Modal realism tells us there is an infinity of possible worlds, but how many are there exactly? Is it countable infinity ℵ₀, uncountable infinity 𝖈, or some other, bigger uncountable infinity?
Actually, there's an important objection to Lewis's Modal Realism along the lines of your question. This objection was developed originally in this paper by Forrest and Armstrong I think (don't have access to this paper from home). The idea of their objection is that given some principles Lewis is committed to, it would turn out that there simply couldn't be a set of all possible worlds---it would turn out that the "set" of possible worlds wouldn't have a well defined cardinality or something. If you're interested, I can try to dig up the technical details later.
Apparently Lewis wrote a reply in the AJP in 1986, but I don't know what he says there.
Any set of consistent propositions describes a possible world.

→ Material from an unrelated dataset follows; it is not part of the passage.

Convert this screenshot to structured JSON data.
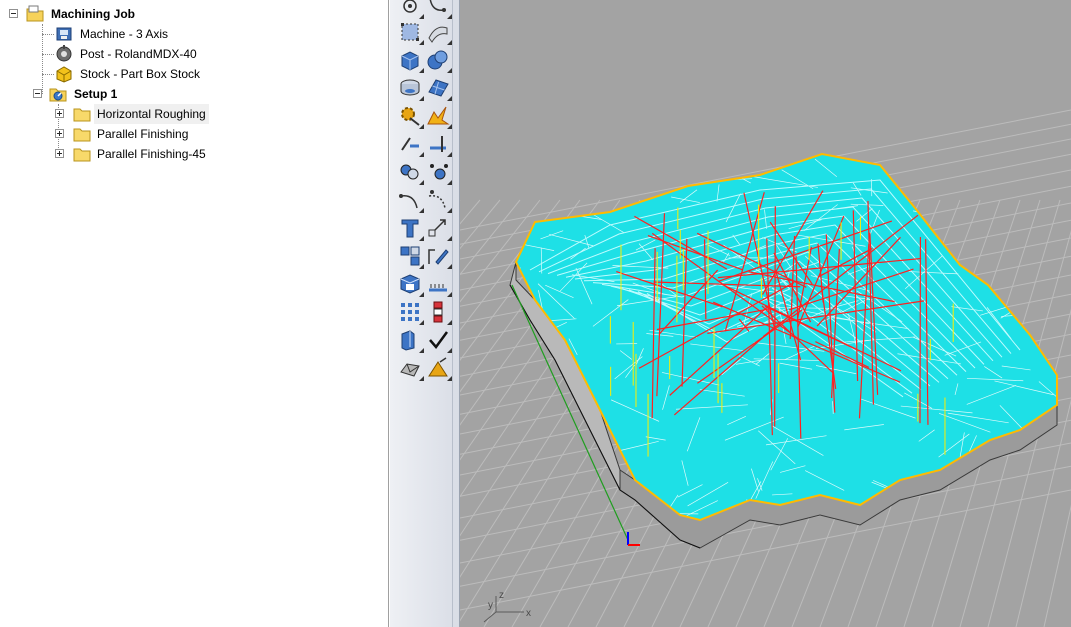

To have infinitely many possible worlds would require infinitely many sets of consistent propositions.
Infinitely many sets of consistent propositions would require infinitely many propositions.
Are there infinitely many propositions? I don't know, but it seems widely accepted that no natural language can have infinitely many sentences.
The Lowenheim-Skolem theorem says that any axiomatization that has any infinite model at all has at least one model of every potential cardinality.
So if your notion of a possible world includes the integers, and can be described in a finite language, there are more than any given infinite number of possible universes obeying its rules. Because if all of them were of a given cardinality or below, we could haul out the mechanism of Lowenheim-Skolem, and make one of the next cardinality up.
To see this another way, what could differ? Obviously, the value of some untracked constant could be different, and could take any value in a range of real numbers, so there are at least uncountably many variations. Now think about functions from the reals onto the reals. There are 2^c of those, and clearly some irrelevant one of those could vary any way it wants, and we would not notice. How about transformations of those functions into one-another -- there are 2^2^c of those...